Die another dayBMJ 2005; 330 doi: https://doi.org/10.1136/bmj.330.7496.912 (Published 14 April 2005) Cite this as: BMJ 2005;330:912
- Mary Mather, consultant paediatrician (firstname.lastname@example.org)
- Bexley Care Trust
The last post before Christmas is normally mercifully free of bills, drug company circulars, and missives about the latest Department of Health targets. Apart from a few last-minute Christmas cards, the outside world has finally shut down for the holidays. The letter from the Royal College of Physicians commiserating with my husband on my recent death and asking him to organise my obituary was therefore a little unexpected to say the least.
The bad news, after I had recovered from the impact of my unexpected death, was the long bank holiday, which meant that I had to remain “dead” for at least four more days. There was, however, always the internet, that irreplaceable electronic encyclopaedia of useless trivia and perverse facts. Here I discovered that my name had also been removed from the General Medical Council website.
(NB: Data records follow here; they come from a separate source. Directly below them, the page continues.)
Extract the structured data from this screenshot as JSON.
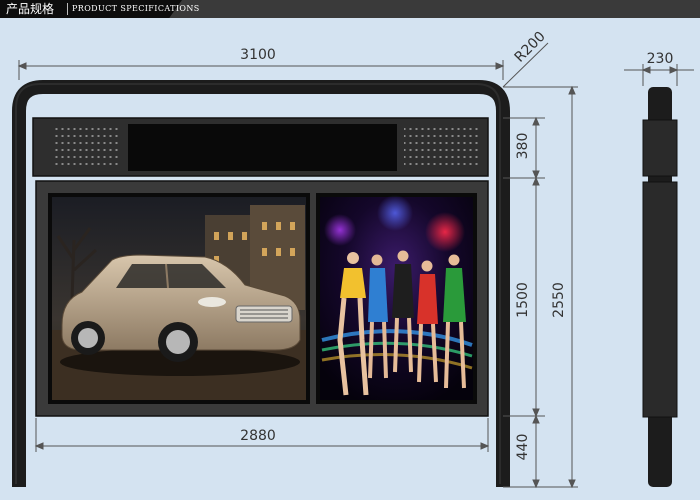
{
  "header": {
    "title_cn": "产品规格",
    "title_en": "PRODUCT SPECIFICATIONS"
  },
  "dimensions": {
    "overall_width": "3100",
    "corner_radius": "R200",
    "depth": "230",
    "header_height": "380",
    "panel_height": "1500",
    "total_height": "2550",
    "base_height": "440",
    "panel_width": "2880"
  },
  "posters": {
    "left": "car-advertisement-photo",
    "right": "group-of-dancers-advertisement-photo"
  },
  "colors": {
    "background": "#d4e3f1",
    "frame": "#1c1c1c",
    "header_box": "#2e2e2e",
    "dimension_line": "#555555"
  }
}
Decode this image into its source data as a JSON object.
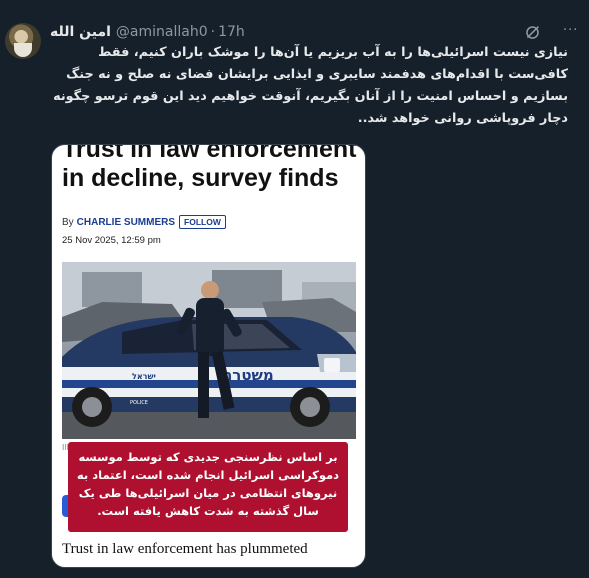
{
  "post": {
    "display_name": "امین الله",
    "handle": "@aminallah0",
    "separator": "·",
    "time": "17h",
    "more_label": "···",
    "text": "نیازی نیست اسرائیلی‌ها را به آب بریزیم یا آن‌ها را موشک باران کنیم، فقط کافی‌ست با اقدام‌های هدفمند سایبری و ایذایی برایشان فضای نه صلح و نه جنگ بسازیم و احساس امنیت را از آنان بگیریم، آنوقت خواهیم دید این قوم ترسو چگونه دچار فروپاشی روانی خواهد شد.."
  },
  "media": {
    "headline": "Trust in law enforcement in decline, survey finds",
    "byline_prefix": "By",
    "author": "CHARLIE SUMMERS",
    "follow_label": "FOLLOW",
    "date": "25 Nov 2025, 12:59 pm",
    "vehicle_text": "משטרה",
    "vehicle_text_small": "ישראל",
    "vehicle_text_tiny": "POLICE",
    "caption_fragment": "Ill",
    "overlay_text": "بر اساس نظرسنجی جدیدی که توسط موسسه دموکراسی اسرائیل انجام شده است، اعتماد به نیروهای انتظامی در میان اسرائیلی‌ها طی یک سال گذشته به شدت کاهش یافته است.",
    "subhead": "Trust in law enforcement has plummeted"
  },
  "colors": {
    "background": "#15202b",
    "text": "#e7e9ea",
    "muted": "#8b98a5",
    "overlay": "#b0102f",
    "author": "#1a3d8f"
  },
  "icons": {
    "grok": "grok-icon",
    "more": "more-icon"
  }
}
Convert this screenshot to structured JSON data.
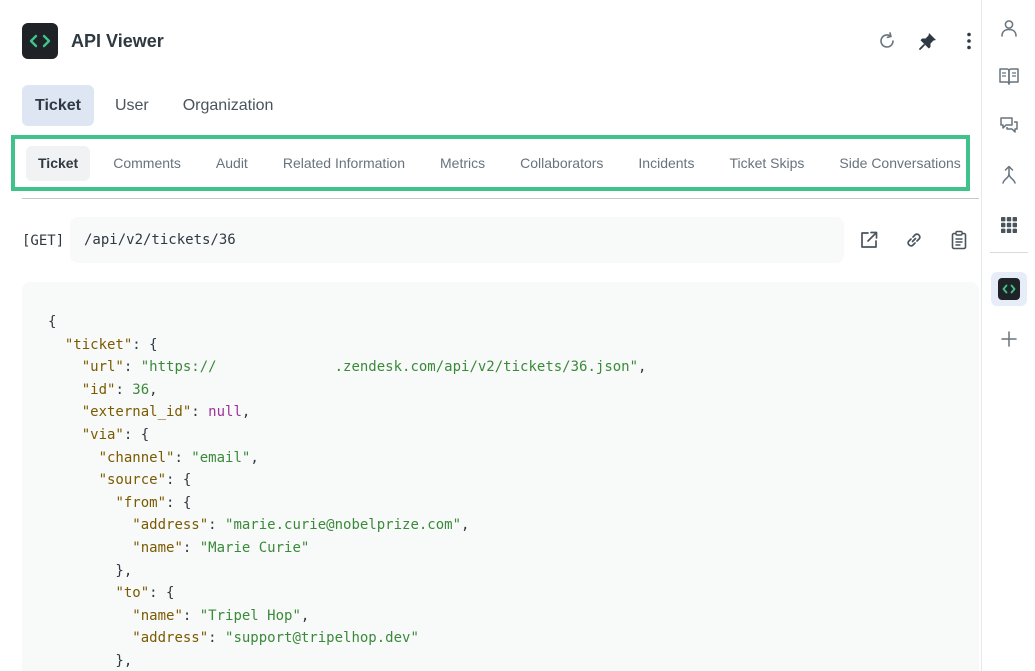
{
  "header": {
    "title": "API Viewer",
    "icons": [
      "refresh-icon",
      "pin-icon",
      "more-vertical-icon"
    ]
  },
  "primary_tabs": [
    {
      "label": "Ticket",
      "active": true
    },
    {
      "label": "User",
      "active": false
    },
    {
      "label": "Organization",
      "active": false
    }
  ],
  "sub_tabs": [
    {
      "label": "Ticket",
      "active": true
    },
    {
      "label": "Comments",
      "active": false
    },
    {
      "label": "Audit",
      "active": false
    },
    {
      "label": "Related Information",
      "active": false
    },
    {
      "label": "Metrics",
      "active": false
    },
    {
      "label": "Collaborators",
      "active": false
    },
    {
      "label": "Incidents",
      "active": false
    },
    {
      "label": "Ticket Skips",
      "active": false
    },
    {
      "label": "Side Conversations",
      "active": false
    }
  ],
  "request": {
    "method": "[GET]",
    "path": "/api/v2/tickets/36",
    "actions": [
      "open-external-icon",
      "link-icon",
      "copy-clipboard-icon"
    ]
  },
  "json_view": {
    "lines": [
      "{",
      "  \"ticket\": {",
      "    \"url\": \"https://              .zendesk.com/api/v2/tickets/36.json\",",
      "    \"id\": 36,",
      "    \"external_id\": null,",
      "    \"via\": {",
      "      \"channel\": \"email\",",
      "      \"source\": {",
      "        \"from\": {",
      "          \"address\": \"marie.curie@nobelprize.com\",",
      "          \"name\": \"Marie Curie\"",
      "        },",
      "        \"to\": {",
      "          \"name\": \"Tripel Hop\",",
      "          \"address\": \"support@tripelhop.dev\"",
      "        },"
    ]
  },
  "rail": {
    "icons": [
      "user-icon",
      "book-icon",
      "chat-icon",
      "merge-icon",
      "apps-grid-icon",
      "api-viewer-icon",
      "add-icon"
    ]
  },
  "colors": {
    "highlight": "#3fc38b",
    "active_tab_bg": "#dde6f2",
    "json_key": "#7a5b00",
    "json_string": "#3a8a3a",
    "json_null": "#a0319b"
  }
}
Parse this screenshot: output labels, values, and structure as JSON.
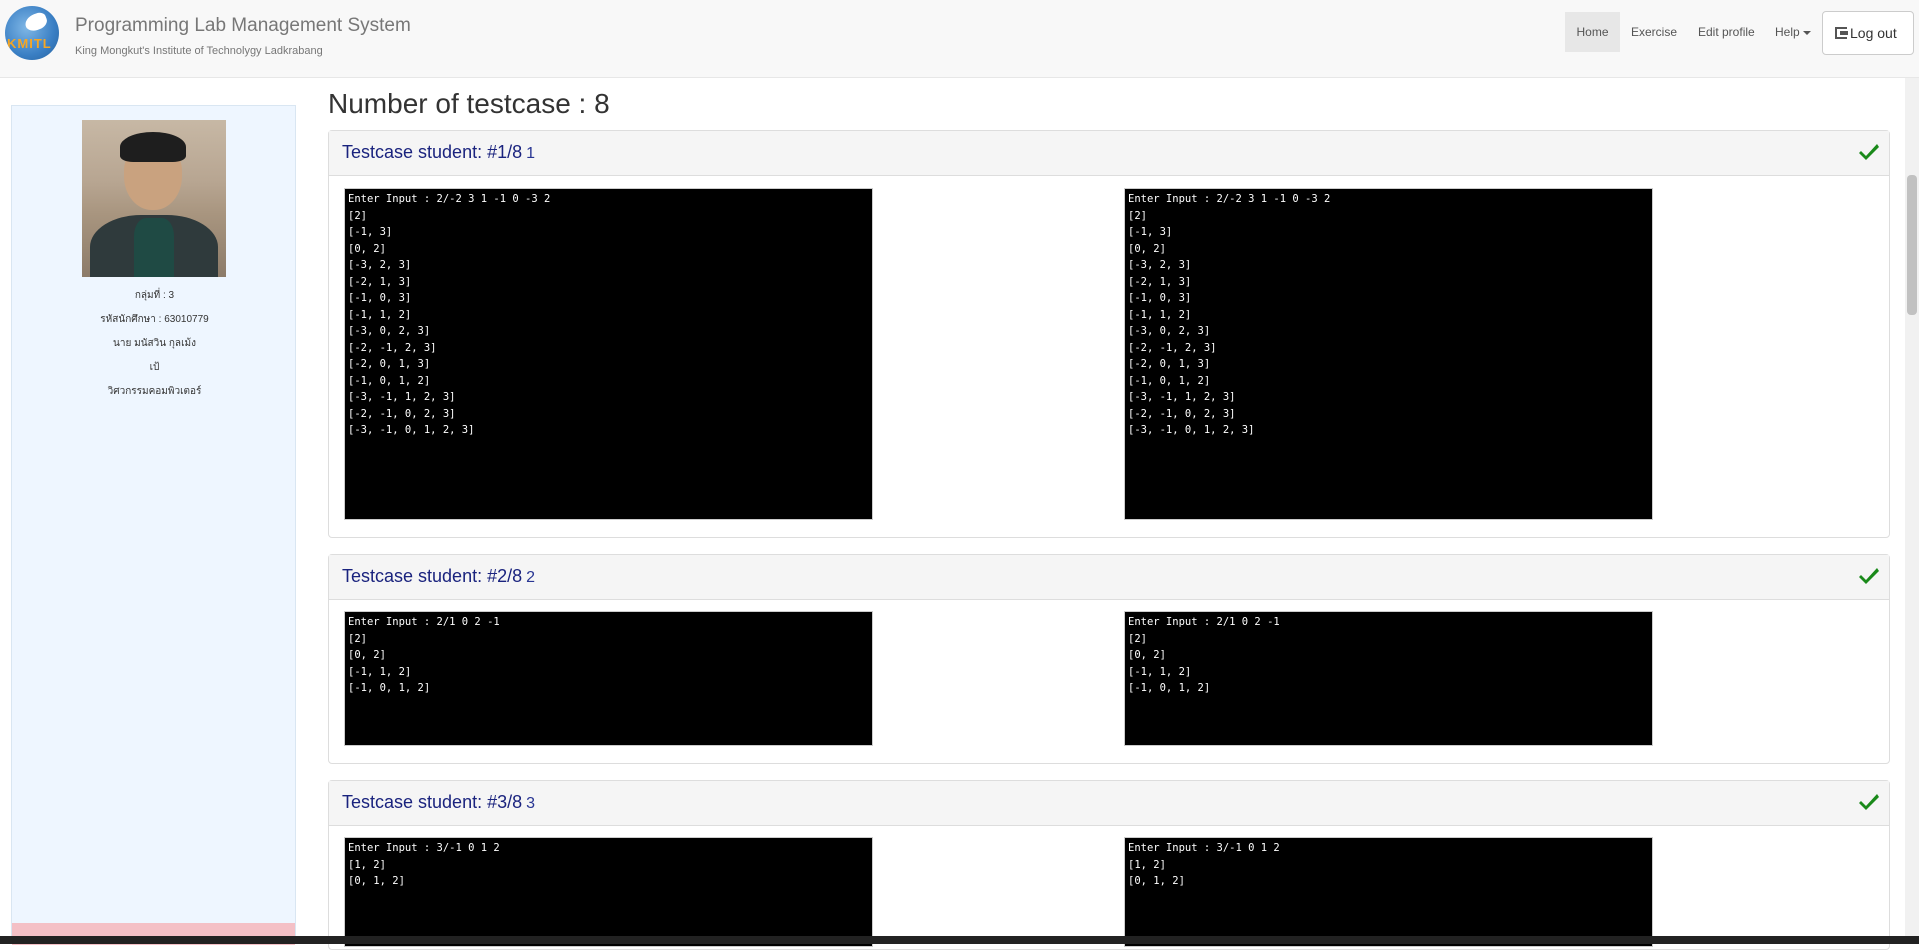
{
  "brand": {
    "logo_text": "KMITL",
    "title": "Programming Lab Management System",
    "subtitle": "King Mongkut's Institute of Technolygy Ladkrabang"
  },
  "nav": {
    "home": "Home",
    "exercise": "Exercise",
    "edit_profile": "Edit profile",
    "help": "Help",
    "logout": "Log out"
  },
  "profile": {
    "group": "กลุ่มที่ : 3",
    "student_id": "รหัสนักศึกษา : 63010779",
    "name": "นาย มนัสวิน กุลเม้ง",
    "nickname": "เป้",
    "faculty": "วิศวกรรมคอมพิวเตอร์"
  },
  "main": {
    "heading": "Number of testcase : 8"
  },
  "testcases": [
    {
      "title": "Testcase student: #1/8",
      "num": "1",
      "status": "passed",
      "student_output": "Enter Input : 2/-2 3 1 -1 0 -3 2\n[2]\n[-1, 3]\n[0, 2]\n[-3, 2, 3]\n[-2, 1, 3]\n[-1, 0, 3]\n[-1, 1, 2]\n[-3, 0, 2, 3]\n[-2, -1, 2, 3]\n[-2, 0, 1, 3]\n[-1, 0, 1, 2]\n[-3, -1, 1, 2, 3]\n[-2, -1, 0, 2, 3]\n[-3, -1, 0, 1, 2, 3]",
      "expected_output": "Enter Input : 2/-2 3 1 -1 0 -3 2\n[2]\n[-1, 3]\n[0, 2]\n[-3, 2, 3]\n[-2, 1, 3]\n[-1, 0, 3]\n[-1, 1, 2]\n[-3, 0, 2, 3]\n[-2, -1, 2, 3]\n[-2, 0, 1, 3]\n[-1, 0, 1, 2]\n[-3, -1, 1, 2, 3]\n[-2, -1, 0, 2, 3]\n[-3, -1, 0, 1, 2, 3]"
    },
    {
      "title": "Testcase student: #2/8",
      "num": "2",
      "status": "passed",
      "student_output": "Enter Input : 2/1 0 2 -1\n[2]\n[0, 2]\n[-1, 1, 2]\n[-1, 0, 1, 2]",
      "expected_output": "Enter Input : 2/1 0 2 -1\n[2]\n[0, 2]\n[-1, 1, 2]\n[-1, 0, 1, 2]"
    },
    {
      "title": "Testcase student: #3/8",
      "num": "3",
      "status": "passed",
      "student_output": "Enter Input : 3/-1 0 1 2\n[1, 2]\n[0, 1, 2]",
      "expected_output": "Enter Input : 3/-1 0 1 2\n[1, 2]\n[0, 1, 2]"
    }
  ],
  "colors": {
    "check": "#1a8a1a",
    "title_blue": "#1a237e",
    "sidebar_bg": "#eef6ff"
  }
}
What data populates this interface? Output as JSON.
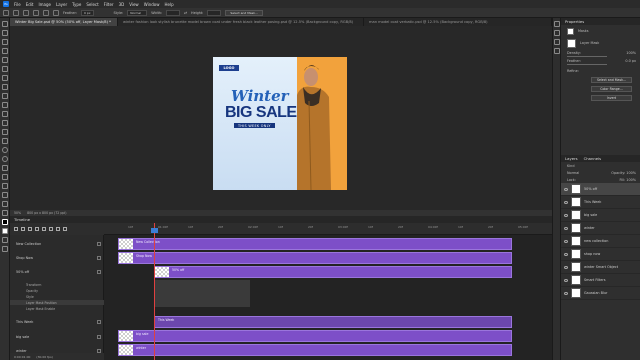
{
  "menu": [
    "File",
    "Edit",
    "Image",
    "Layer",
    "Type",
    "Select",
    "Filter",
    "3D",
    "View",
    "Window",
    "Help"
  ],
  "options": {
    "feather_label": "Feather:",
    "feather_value": "0 px",
    "style_label": "Style:",
    "style_value": "Normal",
    "width_label": "Width:",
    "height_label": "Height:",
    "select_mask_button": "Select and Mask..."
  },
  "tabs": [
    {
      "label": "Winter Big Sale.psd @ 50% (50% off, Layer Mask/8) *",
      "active": true
    },
    {
      "label": "winter fashion look stylish brunette model brown coat under fresh black leather posing.psd @ 12.5% (Background copy, RGB/8)",
      "active": false
    },
    {
      "label": "man model coat verbatic.psd @ 12.5% (Background copy, RGB/8)",
      "active": false
    }
  ],
  "artboard": {
    "logo": "LOGO",
    "headline_1": "Winter",
    "headline_2": "BIG SALE",
    "tagline": "THIS WEEK ONLY"
  },
  "status": {
    "zoom": "50%",
    "doc": "800 px x 800 px (72 ppi)"
  },
  "properties": {
    "title": "Properties",
    "masks_label": "Masks",
    "layer_mask_label": "Layer Mask",
    "density_label": "Density:",
    "density_value": "100%",
    "feather_label": "Feather:",
    "feather_value": "0.0 px",
    "refine_label": "Refine:",
    "select_mask_button": "Select and Mask...",
    "color_range_button": "Color Range...",
    "invert_button": "Invert"
  },
  "layers_panel": {
    "tabs": [
      "Layers",
      "Channels"
    ],
    "kind": "Kind",
    "blend": "Normal",
    "opacity_label": "Opacity:",
    "opacity_value": "100%",
    "lock_label": "Lock:",
    "fill_label": "Fill:",
    "fill_value": "100%",
    "layers": [
      {
        "name": "50% off",
        "selected": true
      },
      {
        "name": "This Week",
        "selected": false
      },
      {
        "name": "big sale",
        "selected": false
      },
      {
        "name": "winter",
        "selected": false
      },
      {
        "name": "new collection",
        "selected": false
      },
      {
        "name": "shop now",
        "selected": false
      },
      {
        "name": "winter Smart Object",
        "selected": false
      },
      {
        "name": "Smart Filters",
        "selected": false
      },
      {
        "name": "Gaussian Blur",
        "selected": false
      }
    ]
  },
  "timeline": {
    "title": "Timeline",
    "rows": [
      "New Collection",
      "Shop Now",
      "50% off",
      "Transform",
      "Opacity",
      "Style",
      "Layer Mask Position",
      "Layer Mask Enable",
      "This Week",
      "big sale",
      "winter"
    ],
    "ticks": [
      "10f",
      "01:00f",
      "10f",
      "20f",
      "02:00f",
      "10f",
      "20f",
      "03:00f",
      "10f",
      "20f",
      "04:00f",
      "10f",
      "20f",
      "05:00f"
    ],
    "clips": [
      "New Collection",
      "Shop Now",
      "50% off",
      "This Week",
      "big sale",
      "winter"
    ],
    "timecode": "0:00:01:00",
    "fps": "(30.00 fps)"
  }
}
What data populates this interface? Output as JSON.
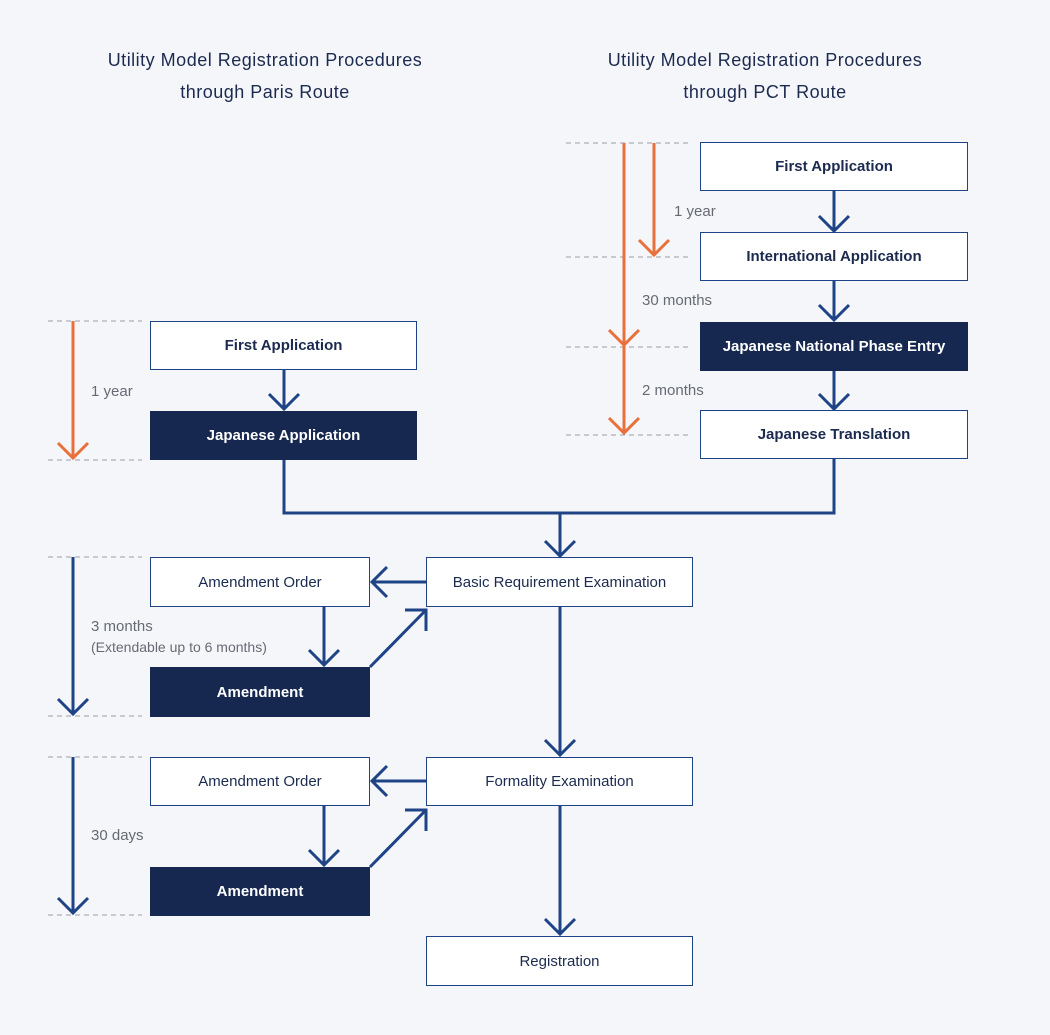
{
  "titles": {
    "left": [
      "Utility Model Registration Procedures",
      "through Paris Route"
    ],
    "right": [
      "Utility Model Registration Procedures",
      "through PCT Route"
    ]
  },
  "colors": {
    "navy": "#16284f",
    "flow_blue": "#1f4387",
    "orange": "#e8703a",
    "dash_gray": "#9a9ea6",
    "background": "#f5f6fa"
  },
  "paris_route": {
    "first_application": "First Application",
    "japanese_application": "Japanese Application",
    "deadline_label": "1 year"
  },
  "pct_route": {
    "first_application": "First Application",
    "international_application": "International Application",
    "national_phase_entry": "Japanese National Phase Entry",
    "japanese_translation": "Japanese Translation",
    "deadline_1": "1 year",
    "deadline_2": "30 months",
    "deadline_3": "2 months"
  },
  "examination": {
    "basic_requirement": "Basic Requirement Examination",
    "amendment_order_1": "Amendment Order",
    "amendment_1": "Amendment",
    "deadline_1": "3 months",
    "deadline_1_note": "(Extendable up to 6 months)",
    "formality": "Formality Examination",
    "amendment_order_2": "Amendment Order",
    "amendment_2": "Amendment",
    "deadline_2": "30 days",
    "registration": "Registration"
  }
}
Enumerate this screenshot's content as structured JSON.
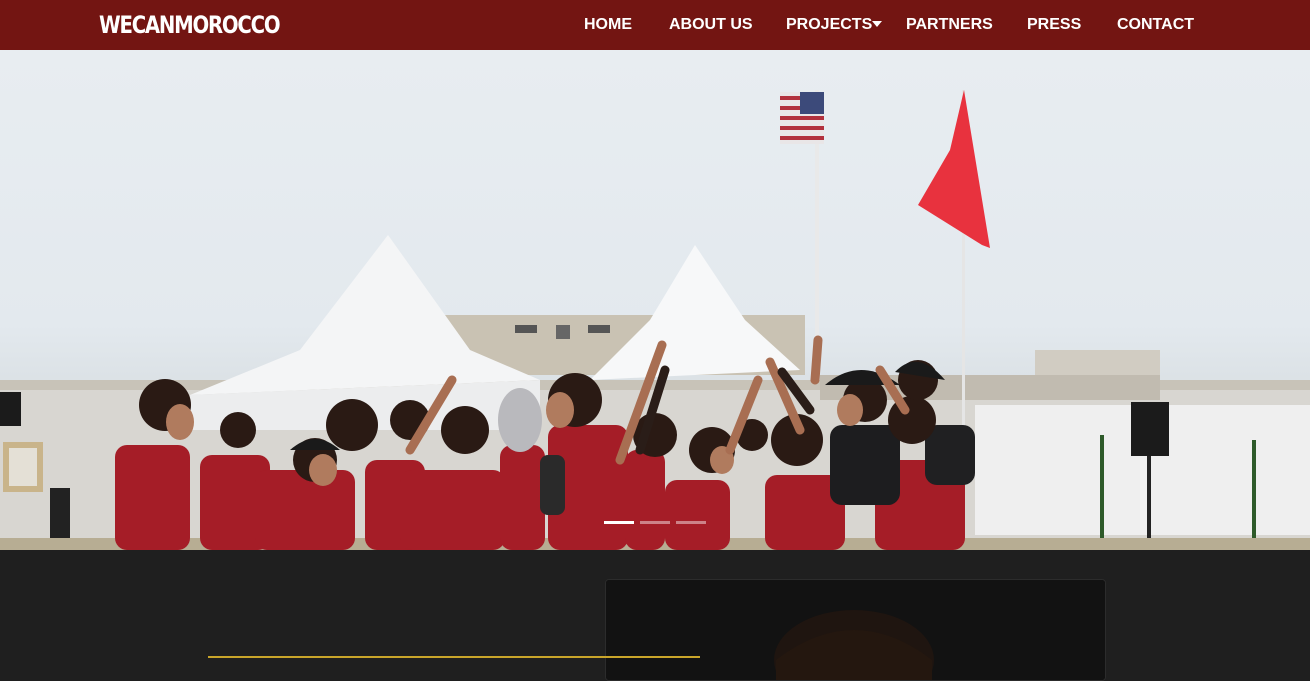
{
  "brand": {
    "logo_text": "WECANMOROCCO"
  },
  "nav": {
    "items": [
      {
        "label": "HOME"
      },
      {
        "label": "ABOUT US"
      },
      {
        "label": "PROJECTS",
        "has_dropdown": true,
        "dropdown_icon": "caret-down-icon"
      },
      {
        "label": "PARTNERS"
      },
      {
        "label": "PRESS"
      },
      {
        "label": "CONTACT"
      }
    ]
  },
  "hero": {
    "slide_count": 3,
    "active_slide": 1
  },
  "colors": {
    "navbar": "#731512",
    "nav_text": "#ffffff",
    "page_bg": "#1f1f1f",
    "accent_line": "#c9a52a",
    "jersey_red": "#a51d27"
  }
}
If my death had been registered on the world wide web then I must really be a very deceased doctor.
The good news was that my family had effortlessly discovered the annual Christmas wind up. “You're looking remarkably well for a dead person, Lazarus, but avoid spirits and stick to wine just in case.” There are endless variations on the subject of death to entertain a family that has six doctors and one medical student with too much time on their hands …